• [Assignment]:
When you copy the entries, omit the images and keep every word as it is.

○ ○ ○ ○

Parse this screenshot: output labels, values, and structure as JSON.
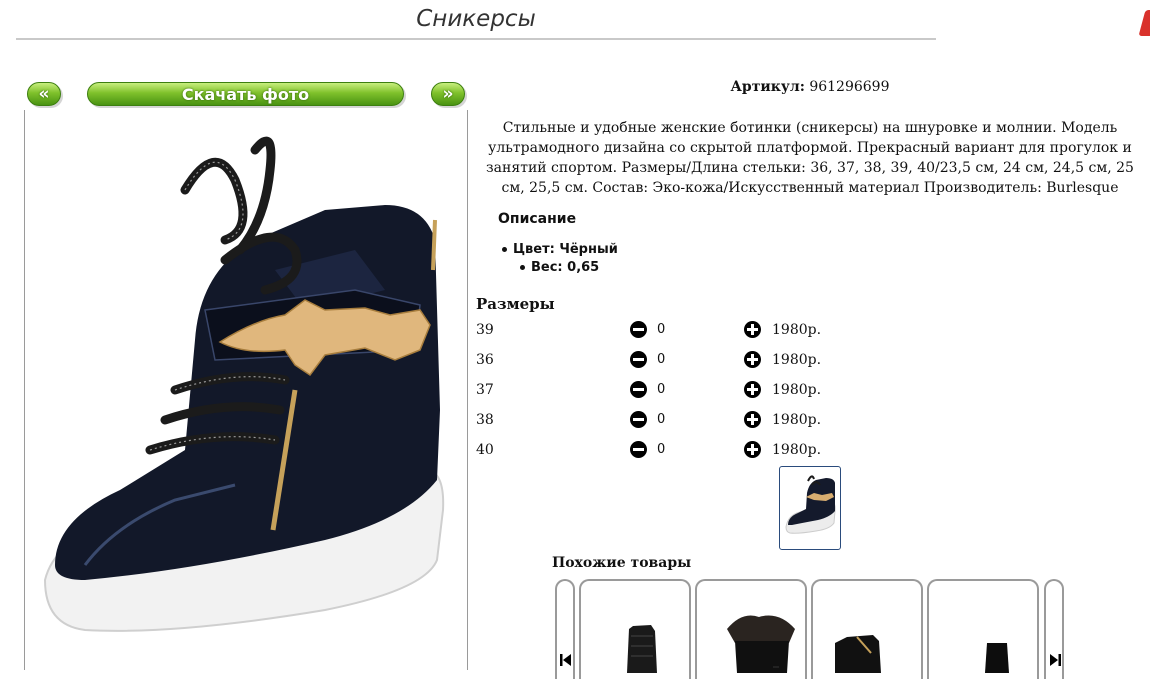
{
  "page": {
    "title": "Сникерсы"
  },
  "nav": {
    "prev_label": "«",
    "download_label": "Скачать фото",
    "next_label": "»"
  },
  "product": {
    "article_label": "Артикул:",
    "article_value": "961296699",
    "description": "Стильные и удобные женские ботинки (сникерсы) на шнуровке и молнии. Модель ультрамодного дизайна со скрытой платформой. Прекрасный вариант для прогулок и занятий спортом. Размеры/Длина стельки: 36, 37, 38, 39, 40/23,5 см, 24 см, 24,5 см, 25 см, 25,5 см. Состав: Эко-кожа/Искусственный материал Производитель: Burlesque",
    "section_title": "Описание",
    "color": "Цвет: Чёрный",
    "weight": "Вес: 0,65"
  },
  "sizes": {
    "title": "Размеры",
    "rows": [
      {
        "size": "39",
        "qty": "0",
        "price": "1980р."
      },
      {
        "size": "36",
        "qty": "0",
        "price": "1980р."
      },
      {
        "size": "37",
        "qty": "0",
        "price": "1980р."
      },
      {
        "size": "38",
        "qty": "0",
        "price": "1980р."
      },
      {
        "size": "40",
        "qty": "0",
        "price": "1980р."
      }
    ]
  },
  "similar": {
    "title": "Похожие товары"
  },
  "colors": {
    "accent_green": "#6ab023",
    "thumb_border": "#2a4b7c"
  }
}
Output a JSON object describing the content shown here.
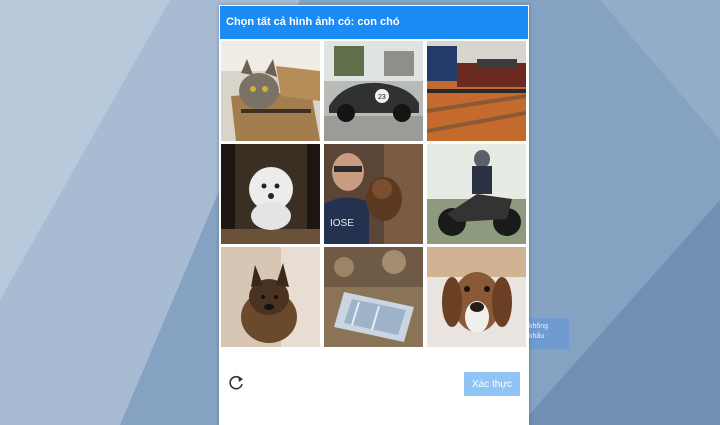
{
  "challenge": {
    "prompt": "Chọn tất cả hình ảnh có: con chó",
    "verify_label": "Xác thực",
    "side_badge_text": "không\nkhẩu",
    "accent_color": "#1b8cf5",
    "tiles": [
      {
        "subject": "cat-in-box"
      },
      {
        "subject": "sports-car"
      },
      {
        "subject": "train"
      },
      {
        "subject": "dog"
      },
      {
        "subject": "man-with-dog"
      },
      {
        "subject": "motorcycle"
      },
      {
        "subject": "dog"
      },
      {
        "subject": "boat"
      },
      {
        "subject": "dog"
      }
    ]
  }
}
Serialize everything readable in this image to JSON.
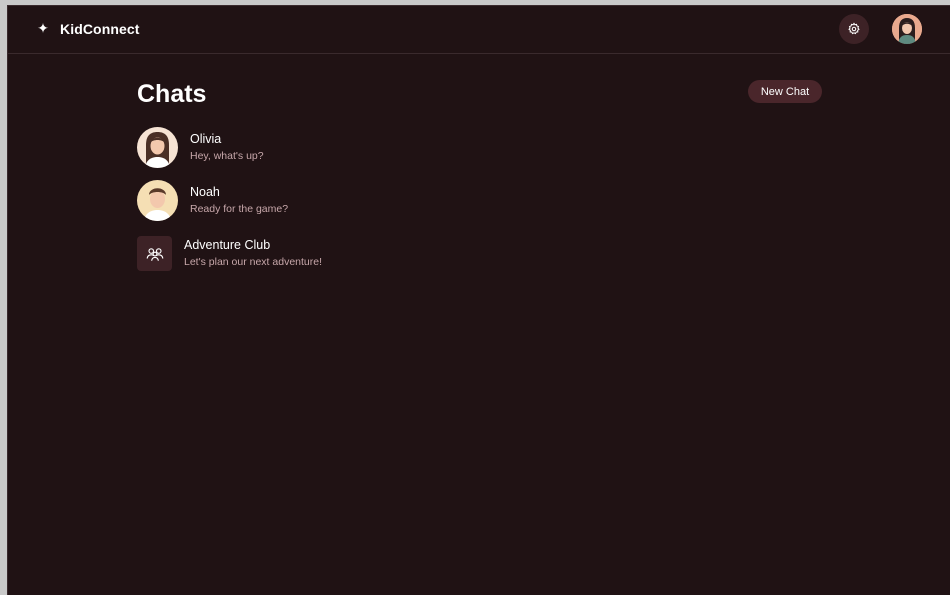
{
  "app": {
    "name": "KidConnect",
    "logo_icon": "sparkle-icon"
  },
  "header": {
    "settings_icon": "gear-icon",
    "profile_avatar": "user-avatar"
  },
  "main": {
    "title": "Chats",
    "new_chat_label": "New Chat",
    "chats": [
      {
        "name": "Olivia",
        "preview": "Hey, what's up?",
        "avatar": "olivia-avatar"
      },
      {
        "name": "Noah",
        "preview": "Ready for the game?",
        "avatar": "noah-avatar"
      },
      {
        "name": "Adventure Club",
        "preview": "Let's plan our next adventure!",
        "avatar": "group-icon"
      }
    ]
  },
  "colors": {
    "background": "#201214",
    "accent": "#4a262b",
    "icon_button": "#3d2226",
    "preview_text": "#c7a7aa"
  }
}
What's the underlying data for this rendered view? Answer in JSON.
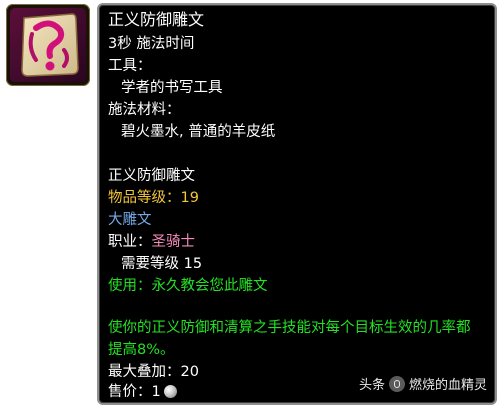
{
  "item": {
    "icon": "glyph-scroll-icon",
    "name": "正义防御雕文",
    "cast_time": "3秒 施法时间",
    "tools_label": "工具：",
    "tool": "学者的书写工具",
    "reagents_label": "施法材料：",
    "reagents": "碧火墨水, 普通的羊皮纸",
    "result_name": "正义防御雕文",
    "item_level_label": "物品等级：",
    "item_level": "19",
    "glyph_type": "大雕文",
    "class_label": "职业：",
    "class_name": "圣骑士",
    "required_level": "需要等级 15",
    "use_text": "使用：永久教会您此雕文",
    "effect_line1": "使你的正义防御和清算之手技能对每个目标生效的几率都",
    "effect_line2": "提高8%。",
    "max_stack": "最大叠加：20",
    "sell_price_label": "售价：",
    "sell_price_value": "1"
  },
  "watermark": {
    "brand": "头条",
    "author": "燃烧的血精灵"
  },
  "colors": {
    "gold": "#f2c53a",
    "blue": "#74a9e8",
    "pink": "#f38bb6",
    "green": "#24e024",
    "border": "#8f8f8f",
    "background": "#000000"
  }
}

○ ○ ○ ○

• [Exercise solution]:
Parse this screenshot: output labels, values, and structure as JSON.
{
  "page": {
    "title": "Сникерсы"
  },
  "nav": {
    "prev_label": "«",
    "download_label": "Скачать фото",
    "next_label": "»"
  },
  "product": {
    "article_label": "Артикул:",
    "article_value": "961296699",
    "description": "Стильные и удобные женские ботинки (сникерсы) на шнуровке и молнии. Модель ультрамодного дизайна со скрытой платформой. Прекрасный вариант для прогулок и занятий спортом. Размеры/Длина стельки: 36, 37, 38, 39, 40/23,5 см, 24 см, 24,5 см, 25 см, 25,5 см. Состав: Эко-кожа/Искусственный материал Производитель: Burlesque",
    "section_title": "Описание",
    "color": "Цвет: Чёрный",
    "weight": "Вес: 0,65"
  },
  "sizes": {
    "title": "Размеры",
    "rows": [
      {
        "size": "39",
        "qty": "0",
        "price": "1980р."
      },
      {
        "size": "36",
        "qty": "0",
        "price": "1980р."
      },
      {
        "size": "37",
        "qty": "0",
        "price": "1980р."
      },
      {
        "size": "38",
        "qty": "0",
        "price": "1980р."
      },
      {
        "size": "40",
        "qty": "0",
        "price": "1980р."
      }
    ]
  },
  "similar": {
    "title": "Похожие товары"
  },
  "colors": {
    "accent_green": "#6ab023",
    "thumb_border": "#2a4b7c"
  }
}
Output a JSON object describing the content shown here.
{
  "challenge": {
    "prompt": "Chọn tất cả hình ảnh có: con chó",
    "verify_label": "Xác thực",
    "side_badge_text": "không\nkhẩu",
    "accent_color": "#1b8cf5",
    "tiles": [
      {
        "subject": "cat-in-box"
      },
      {
        "subject": "sports-car"
      },
      {
        "subject": "train"
      },
      {
        "subject": "dog"
      },
      {
        "subject": "man-with-dog"
      },
      {
        "subject": "motorcycle"
      },
      {
        "subject": "dog"
      },
      {
        "subject": "boat"
      },
      {
        "subject": "dog"
      }
    ]
  }
}
Serialize everything readable in this image to JSON.
{
  "app": {
    "name": "KidConnect",
    "logo_icon": "sparkle-icon"
  },
  "header": {
    "settings_icon": "gear-icon",
    "profile_avatar": "user-avatar"
  },
  "main": {
    "title": "Chats",
    "new_chat_label": "New Chat",
    "chats": [
      {
        "name": "Olivia",
        "preview": "Hey, what's up?",
        "avatar": "olivia-avatar"
      },
      {
        "name": "Noah",
        "preview": "Ready for the game?",
        "avatar": "noah-avatar"
      },
      {
        "name": "Adventure Club",
        "preview": "Let's plan our next adventure!",
        "avatar": "group-icon"
      }
    ]
  },
  "colors": {
    "background": "#201214",
    "accent": "#4a262b",
    "icon_button": "#3d2226",
    "preview_text": "#c7a7aa"
  }
}
What's the underlying data for this rendered view? Answer in JSON.
{
  "item": {
    "icon": "glyph-scroll-icon",
    "name": "正义防御雕文",
    "cast_time": "3秒 施法时间",
    "tools_label": "工具：",
    "tool": "学者的书写工具",
    "reagents_label": "施法材料：",
    "reagents": "碧火墨水, 普通的羊皮纸",
    "result_name": "正义防御雕文",
    "item_level_label": "物品等级：",
    "item_level": "19",
    "glyph_type": "大雕文",
    "class_label": "职业：",
    "class_name": "圣骑士",
    "required_level": "需要等级 15",
    "use_text": "使用：永久教会您此雕文",
    "effect_line1": "使你的正义防御和清算之手技能对每个目标生效的几率都",
    "effect_line2": "提高8%。",
    "max_stack": "最大叠加：20",
    "sell_price_label": "售价：",
    "sell_price_value": "1"
  },
  "watermark": {
    "brand": "头条",
    "author": "燃烧的血精灵"
  },
  "colors": {
    "gold": "#f2c53a",
    "blue": "#74a9e8",
    "pink": "#f38bb6",
    "green": "#24e024",
    "border": "#8f8f8f",
    "background": "#000000"
  }
}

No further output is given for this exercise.